University of Liverpool
Frans Coenen has many years of experience working in the filed of AI and Knowledge Discovery in Data (KDD). He is currently particularly interested in: Social Networkand Trend Mining; the mining of non-standard data sets such a Graph, Image and document bases; and the practical application of datamining in its many forms. He currently leads a small research group (13 PhDs and 2 RAs) working on many aspect of data mining and KDD. He has been on the programme committees for many KDD events and is pleased to have been the founder of the UK KDD symposia series which is now in its sixth year. He is also very honoured to have been invited to present a two week lecture series on Havana, Cuba, on behalf of CENATAV. Frans Coenen is a member of the IFIP WG12.2 --- Machine Learning and Data Mining group.
In the context of AI Frans Coenen is a member of the The British Computer Society (BCS) Specialist Group in AI (BCS-SGAI). He has been involved, in various capacities (chair, co-chair, technical programme chair, deputy technical programme chair) with the British Computer Societies (BCS) annual international AI conferences (ES99, ES2000, ES2001, ES2002 and AI2003 to AI2009). For many years (1998-2009) he was a key figure on the BCS-SGAI committee, which he was invited to join; and was founder and first editor of Expert Update, the SGAI magazine.He is also on the editorial board for the Journal of Knowledge and Information systems and for the Knowledge Engineering review

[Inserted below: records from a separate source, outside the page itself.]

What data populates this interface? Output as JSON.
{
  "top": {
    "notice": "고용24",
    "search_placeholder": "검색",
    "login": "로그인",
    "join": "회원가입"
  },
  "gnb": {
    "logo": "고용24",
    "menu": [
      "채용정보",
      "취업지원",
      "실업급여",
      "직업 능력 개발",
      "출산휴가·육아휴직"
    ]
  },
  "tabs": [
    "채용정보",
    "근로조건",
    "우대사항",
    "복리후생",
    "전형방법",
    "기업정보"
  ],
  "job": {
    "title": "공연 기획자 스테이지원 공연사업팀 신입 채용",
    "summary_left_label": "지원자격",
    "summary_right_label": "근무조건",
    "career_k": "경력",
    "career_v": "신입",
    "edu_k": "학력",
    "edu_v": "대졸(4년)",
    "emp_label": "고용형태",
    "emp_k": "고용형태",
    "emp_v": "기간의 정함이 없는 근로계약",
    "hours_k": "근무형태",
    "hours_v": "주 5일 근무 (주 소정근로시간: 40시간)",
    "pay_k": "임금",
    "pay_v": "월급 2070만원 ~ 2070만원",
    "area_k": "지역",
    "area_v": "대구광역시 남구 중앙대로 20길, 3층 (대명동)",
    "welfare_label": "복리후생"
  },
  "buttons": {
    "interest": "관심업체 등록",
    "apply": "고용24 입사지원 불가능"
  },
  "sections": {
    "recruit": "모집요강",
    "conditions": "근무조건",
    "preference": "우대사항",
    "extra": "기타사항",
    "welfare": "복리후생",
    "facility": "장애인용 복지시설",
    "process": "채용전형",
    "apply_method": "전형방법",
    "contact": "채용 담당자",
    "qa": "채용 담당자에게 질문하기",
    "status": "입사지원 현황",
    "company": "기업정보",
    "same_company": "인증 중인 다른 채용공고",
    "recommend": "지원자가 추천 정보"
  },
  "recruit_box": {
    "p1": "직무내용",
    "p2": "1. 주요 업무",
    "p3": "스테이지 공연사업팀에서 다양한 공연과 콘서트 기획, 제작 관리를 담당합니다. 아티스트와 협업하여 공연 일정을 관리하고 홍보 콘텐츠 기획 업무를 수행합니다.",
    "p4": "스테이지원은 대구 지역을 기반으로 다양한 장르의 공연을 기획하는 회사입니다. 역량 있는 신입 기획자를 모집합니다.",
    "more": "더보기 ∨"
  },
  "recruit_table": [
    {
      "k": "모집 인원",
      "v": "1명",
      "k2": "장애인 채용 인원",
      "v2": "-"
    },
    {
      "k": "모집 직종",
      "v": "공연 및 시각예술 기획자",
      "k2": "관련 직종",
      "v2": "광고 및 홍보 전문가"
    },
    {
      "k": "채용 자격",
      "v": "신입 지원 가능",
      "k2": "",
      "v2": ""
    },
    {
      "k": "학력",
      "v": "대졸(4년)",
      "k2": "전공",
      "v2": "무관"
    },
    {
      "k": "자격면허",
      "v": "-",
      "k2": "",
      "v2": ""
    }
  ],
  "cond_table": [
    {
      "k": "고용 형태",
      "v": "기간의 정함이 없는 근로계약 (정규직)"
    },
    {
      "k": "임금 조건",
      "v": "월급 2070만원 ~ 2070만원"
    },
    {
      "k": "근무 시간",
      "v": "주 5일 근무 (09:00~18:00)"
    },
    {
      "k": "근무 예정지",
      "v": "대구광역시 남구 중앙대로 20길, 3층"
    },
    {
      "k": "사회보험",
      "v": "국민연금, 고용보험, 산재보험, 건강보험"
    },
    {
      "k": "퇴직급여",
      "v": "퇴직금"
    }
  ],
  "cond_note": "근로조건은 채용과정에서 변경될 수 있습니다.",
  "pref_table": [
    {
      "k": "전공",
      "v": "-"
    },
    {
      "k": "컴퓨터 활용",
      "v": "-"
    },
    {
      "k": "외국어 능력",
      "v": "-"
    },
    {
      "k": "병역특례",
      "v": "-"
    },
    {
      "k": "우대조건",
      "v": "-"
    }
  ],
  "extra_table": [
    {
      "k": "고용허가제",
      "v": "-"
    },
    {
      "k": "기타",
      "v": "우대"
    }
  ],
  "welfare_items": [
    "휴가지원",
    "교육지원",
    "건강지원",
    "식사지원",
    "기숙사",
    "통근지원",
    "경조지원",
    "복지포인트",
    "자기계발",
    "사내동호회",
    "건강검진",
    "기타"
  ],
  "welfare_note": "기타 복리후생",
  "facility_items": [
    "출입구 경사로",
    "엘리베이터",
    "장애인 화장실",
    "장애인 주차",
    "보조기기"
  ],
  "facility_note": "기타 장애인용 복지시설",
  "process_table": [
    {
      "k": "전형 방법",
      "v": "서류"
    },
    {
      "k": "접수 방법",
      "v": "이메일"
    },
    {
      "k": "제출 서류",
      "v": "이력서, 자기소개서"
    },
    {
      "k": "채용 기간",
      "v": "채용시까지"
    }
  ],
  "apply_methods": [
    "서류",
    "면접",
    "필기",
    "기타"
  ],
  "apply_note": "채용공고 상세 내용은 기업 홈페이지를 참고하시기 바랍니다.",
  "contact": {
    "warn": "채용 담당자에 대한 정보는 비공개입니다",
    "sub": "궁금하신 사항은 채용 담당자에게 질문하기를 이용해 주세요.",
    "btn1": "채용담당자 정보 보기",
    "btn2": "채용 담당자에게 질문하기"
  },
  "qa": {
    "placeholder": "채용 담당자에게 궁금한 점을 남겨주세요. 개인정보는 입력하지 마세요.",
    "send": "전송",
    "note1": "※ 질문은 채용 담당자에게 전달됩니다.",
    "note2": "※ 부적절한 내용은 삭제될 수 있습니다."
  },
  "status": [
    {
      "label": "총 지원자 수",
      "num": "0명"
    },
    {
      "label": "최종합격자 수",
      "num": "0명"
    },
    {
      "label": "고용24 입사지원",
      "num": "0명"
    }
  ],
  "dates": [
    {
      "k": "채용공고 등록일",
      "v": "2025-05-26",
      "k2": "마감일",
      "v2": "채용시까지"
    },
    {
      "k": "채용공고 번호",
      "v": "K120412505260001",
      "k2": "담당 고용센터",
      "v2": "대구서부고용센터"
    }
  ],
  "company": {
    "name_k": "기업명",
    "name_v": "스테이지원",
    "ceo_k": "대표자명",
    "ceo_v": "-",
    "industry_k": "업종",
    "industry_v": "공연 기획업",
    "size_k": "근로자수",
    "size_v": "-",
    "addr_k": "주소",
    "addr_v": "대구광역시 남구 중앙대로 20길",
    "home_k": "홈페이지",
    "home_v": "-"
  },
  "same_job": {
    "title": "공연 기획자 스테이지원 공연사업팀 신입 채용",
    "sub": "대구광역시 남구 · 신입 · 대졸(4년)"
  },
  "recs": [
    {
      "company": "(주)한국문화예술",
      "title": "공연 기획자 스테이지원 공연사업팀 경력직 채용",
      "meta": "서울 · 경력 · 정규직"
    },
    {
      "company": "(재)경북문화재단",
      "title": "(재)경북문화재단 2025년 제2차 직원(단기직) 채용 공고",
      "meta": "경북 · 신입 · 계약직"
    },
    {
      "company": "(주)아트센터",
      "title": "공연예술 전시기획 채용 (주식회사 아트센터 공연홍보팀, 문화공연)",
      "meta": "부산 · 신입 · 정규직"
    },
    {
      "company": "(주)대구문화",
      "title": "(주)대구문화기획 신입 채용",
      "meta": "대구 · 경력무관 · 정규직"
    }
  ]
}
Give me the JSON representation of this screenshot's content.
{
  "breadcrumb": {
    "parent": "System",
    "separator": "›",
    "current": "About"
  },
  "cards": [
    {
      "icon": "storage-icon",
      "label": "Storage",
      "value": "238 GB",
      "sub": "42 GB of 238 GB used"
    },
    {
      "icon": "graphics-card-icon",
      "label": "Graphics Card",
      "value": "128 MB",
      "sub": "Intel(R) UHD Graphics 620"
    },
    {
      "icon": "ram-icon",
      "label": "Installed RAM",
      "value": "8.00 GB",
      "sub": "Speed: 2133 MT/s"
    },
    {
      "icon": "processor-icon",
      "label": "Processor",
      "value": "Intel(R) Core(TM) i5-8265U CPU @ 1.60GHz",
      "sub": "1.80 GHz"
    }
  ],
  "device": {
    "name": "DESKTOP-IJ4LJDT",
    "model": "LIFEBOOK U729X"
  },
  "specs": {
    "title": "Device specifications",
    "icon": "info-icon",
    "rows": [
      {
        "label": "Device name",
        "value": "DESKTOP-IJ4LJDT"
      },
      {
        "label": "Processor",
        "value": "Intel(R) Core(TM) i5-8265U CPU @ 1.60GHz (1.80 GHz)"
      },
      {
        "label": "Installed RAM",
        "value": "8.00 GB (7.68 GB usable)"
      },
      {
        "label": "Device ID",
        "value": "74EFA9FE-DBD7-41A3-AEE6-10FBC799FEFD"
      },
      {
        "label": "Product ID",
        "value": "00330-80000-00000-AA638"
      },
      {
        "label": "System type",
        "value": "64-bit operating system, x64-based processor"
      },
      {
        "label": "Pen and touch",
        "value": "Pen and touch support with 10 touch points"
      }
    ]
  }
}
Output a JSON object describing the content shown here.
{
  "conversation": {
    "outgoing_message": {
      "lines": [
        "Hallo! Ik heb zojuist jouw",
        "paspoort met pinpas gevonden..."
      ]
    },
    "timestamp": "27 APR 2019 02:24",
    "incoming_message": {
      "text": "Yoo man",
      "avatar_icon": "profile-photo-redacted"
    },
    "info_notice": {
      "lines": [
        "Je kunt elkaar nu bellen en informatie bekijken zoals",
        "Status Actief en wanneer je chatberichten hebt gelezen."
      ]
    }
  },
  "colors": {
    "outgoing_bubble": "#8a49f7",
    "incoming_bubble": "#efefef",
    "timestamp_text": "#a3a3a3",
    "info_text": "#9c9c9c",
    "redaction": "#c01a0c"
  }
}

Frans Coenen's current funded research is founded on a European project and two Innovate UK projects KTPs (Knowledge Transfer Projects), Hit Search and YSTC. The Hit Search project is concerned with internet brand reputation management; a product, "Littlebirdie", has recently been launched. The YSTC project is directed at customer-client matching using internet based resources.
Frans Coenen has some 300 refereed research papers published in international journals and conference proceedings (plus several books).
Previous research includes: (1) the industry funded KDD in FM (Knowledge Discovery in Data for Facilities Management) project (completed in December 2001) and (2) the DGKBIS EPSRC funded project which was awarded top ratings by EPSRC --- ALPHA 5 for scientific and technological merit, and ALPHA 5 for management and use of resources, (3) the EPSRC funded DOMAIN project, (4) the "stoves" Foresight-link project and (5) several TCS/KTP projects (Tachograph, Prima, Transglobal, Deeside, Racewood).
He has made presentations at many international conferences and workshops.
Census collection is a common practice throughout the world. However, the process is expensive and resource intensive. This is especially the case in areas which feature poor communication and transportation networks. A cost effective alternative is to use high-resolution satellite imagery to obtain a census approximation at a significantly reduced cost. This can be achieved by building a predictor that can label households, that feature in satellite image data, according to “family” size. The fundamental idea is to segment satellite images so as to obtain satellite sub-images describing individual households and to represent these segmentations in a manner conducive to household “family” size prediction. A number of representations are considered: graph-based, histogram based and texture based. By pairing each represented household with known census data, namely family size, a predictor can be constructed to predict household size according to the nature of each representation. The generated predictor can then be used to provide a quick and easy mechanism for the approximate collection of census data that does not require significant resource. To generate the desired predictor training data was obtained by collecting “on ground” census data and matching this to satellite imagery. The test site for the work was a collection of villages lying in the Ethiopian hinterland. The operation of the proposed predictor was evaluated using test data collected in the same manner as the training data, and by utilizing the predictor in the context of a "large scale" study for an area of the Ethiopian hinterland for which the population had been previously recorded.